Opening any kind of independent business at the moment is tough, let alone a record shop. As pessimists ring yet another death-knell for the music industry, it would seem pointless to even try, right?
The recently opened Friendly Records, based on Bedminster’s North Street, are another flicked-V in the face of anyone who says that no-one buys music anymore. “The response we’ve had to opening the new shop would suggest there’s a lot of folk out there who consider local record shops to be important,” Tom Friend, owner and namesake, asserts.
Tom believes the duty of a local record shop stretches further than just having a records for sale: “I want my shop to be a place where local bands and people can come to meet, discover new music and new records. We’ve already had some great live in-stores and there are more planned, as well as Q&A’s with authors and photographers. As long as there’s some musical connection!”
While vinyl – the most common format the shop stocks – is enjoying increased interest again, Tom doesn’t “really consider it a rebirth. It’s never gone away, it’s just been out of fashion.” He adds: “The media’s preoccupation with the ‘vinyl revival’ is misleading and has definitely led to some elements I’m not so keen on. The major labels are certainly cashing in, often at the expense of smaller shops and bands.”
For Tom, records are a gateway to discovering new music, no matter what it is. He says his interest blossomed through a ‘Direct Hits’ compilation his dad gave him: “It was mostly crap but had a song by Pale Fountains called ‘Thank You’ that possibly got me into a lot of the bands I still love today.”
Shops like Friendly Records are not just a fad; they’re the result of a lifetime of passion.
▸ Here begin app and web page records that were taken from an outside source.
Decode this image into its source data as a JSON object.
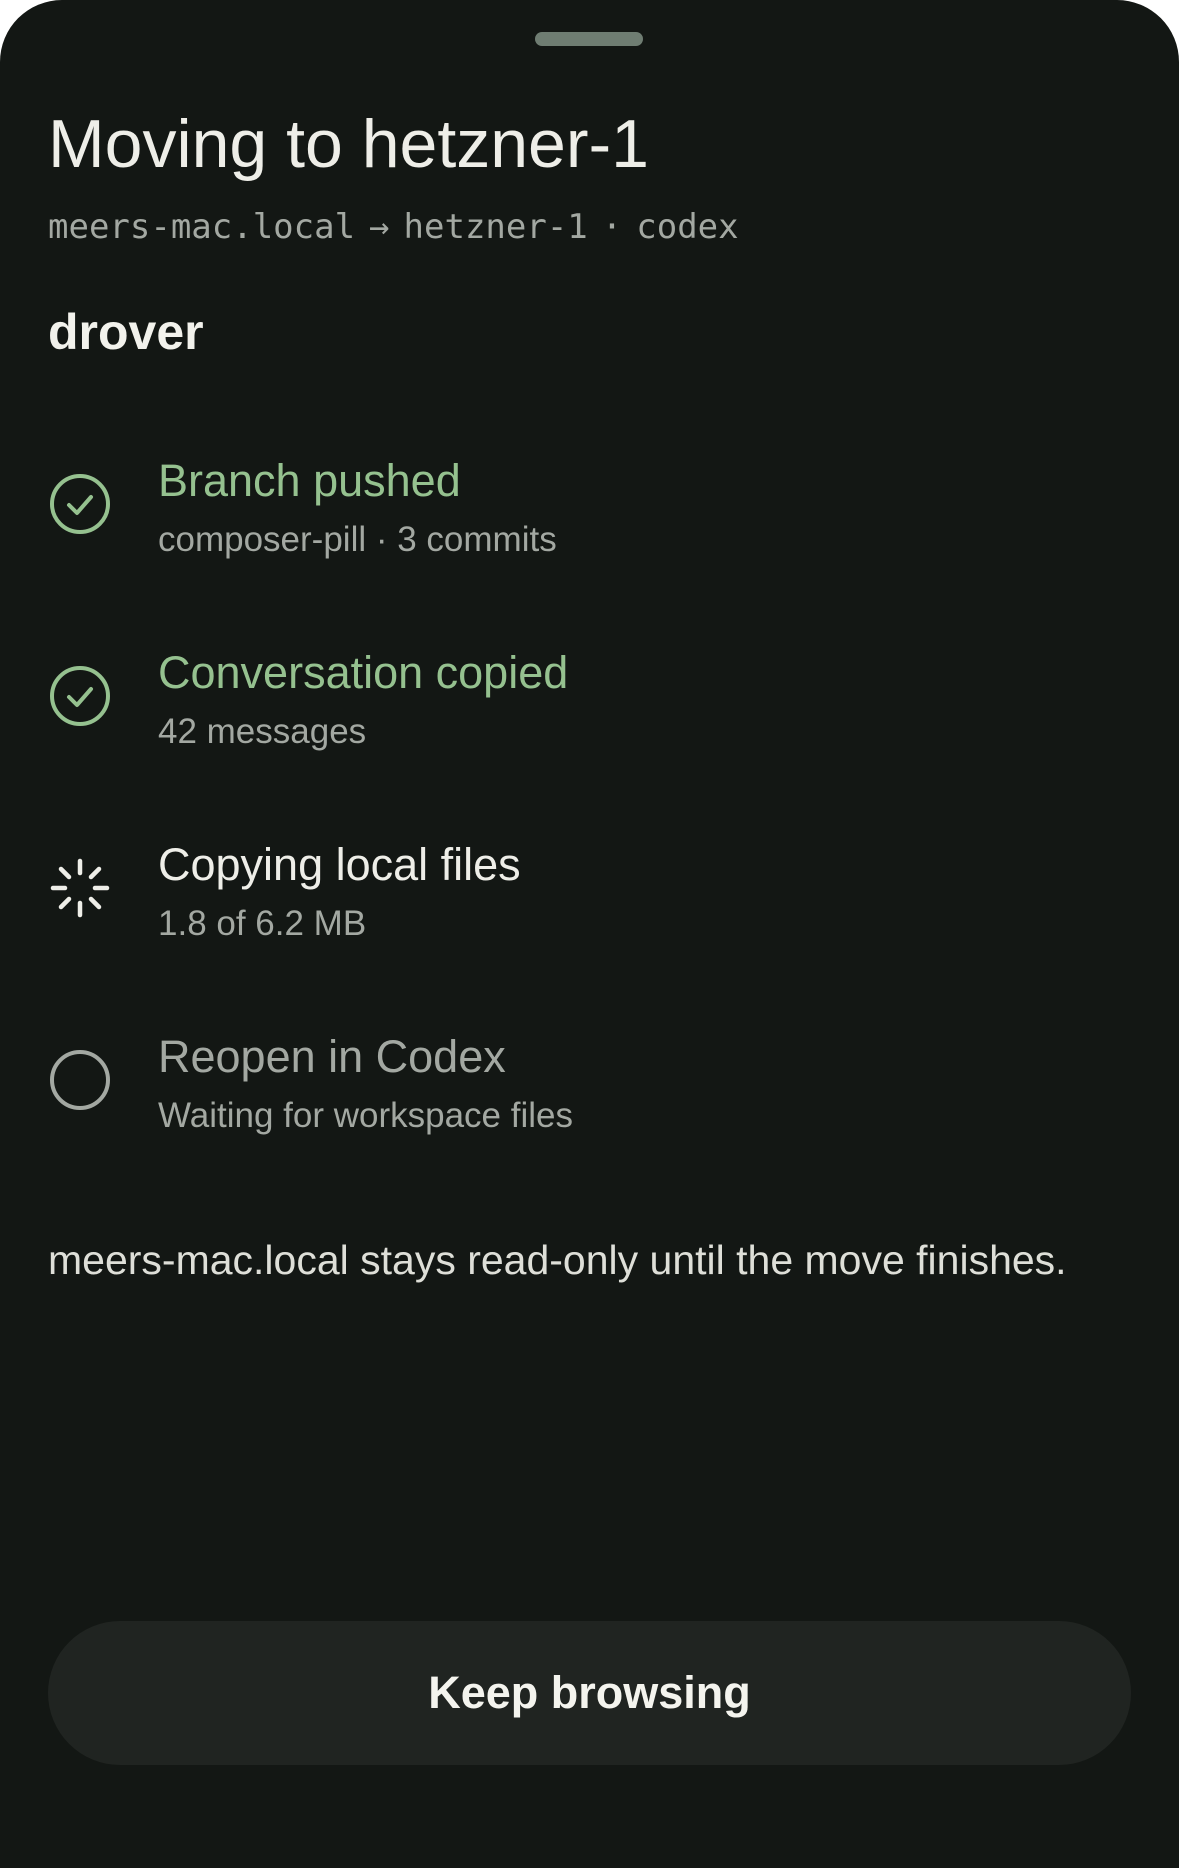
{
  "sheet": {
    "title": "Moving to hetzner-1",
    "route": {
      "source": "meers-mac.local",
      "arrow": "→",
      "target": "hetzner-1",
      "dot": "·",
      "agent": "codex"
    },
    "project": "drover"
  },
  "steps": [
    {
      "label": "Branch pushed",
      "detail": "composer-pill · 3 commits",
      "status": "done",
      "icon": "check-circle-icon"
    },
    {
      "label": "Conversation copied",
      "detail": "42 messages",
      "status": "done",
      "icon": "check-circle-icon"
    },
    {
      "label": "Copying local files",
      "detail": "1.8 of 6.2 MB",
      "status": "in-progress",
      "icon": "spinner-icon",
      "progress_mb": {
        "done": 1.8,
        "total": 6.2
      }
    },
    {
      "label": "Reopen in Codex",
      "detail": "Waiting for workspace files",
      "status": "pending",
      "icon": "empty-circle-icon"
    }
  ],
  "note": "meers-mac.local stays read-only until the move finishes.",
  "actions": {
    "keep_browsing_label": "Keep browsing"
  },
  "colors": {
    "background": "#131714",
    "done_green": "#95c18f",
    "muted_text": "#a3a8a2",
    "primary_text": "#eeeee8",
    "button_bg": "#202421",
    "handle": "#6f7d72"
  }
}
Tom gleefully says that he enjoys “being able to listen to music all day as part of the ‘job’” and seeing people wearing t-shirts with his shop’s logo on. But for Tom, just getting to open the shop is exciting enough.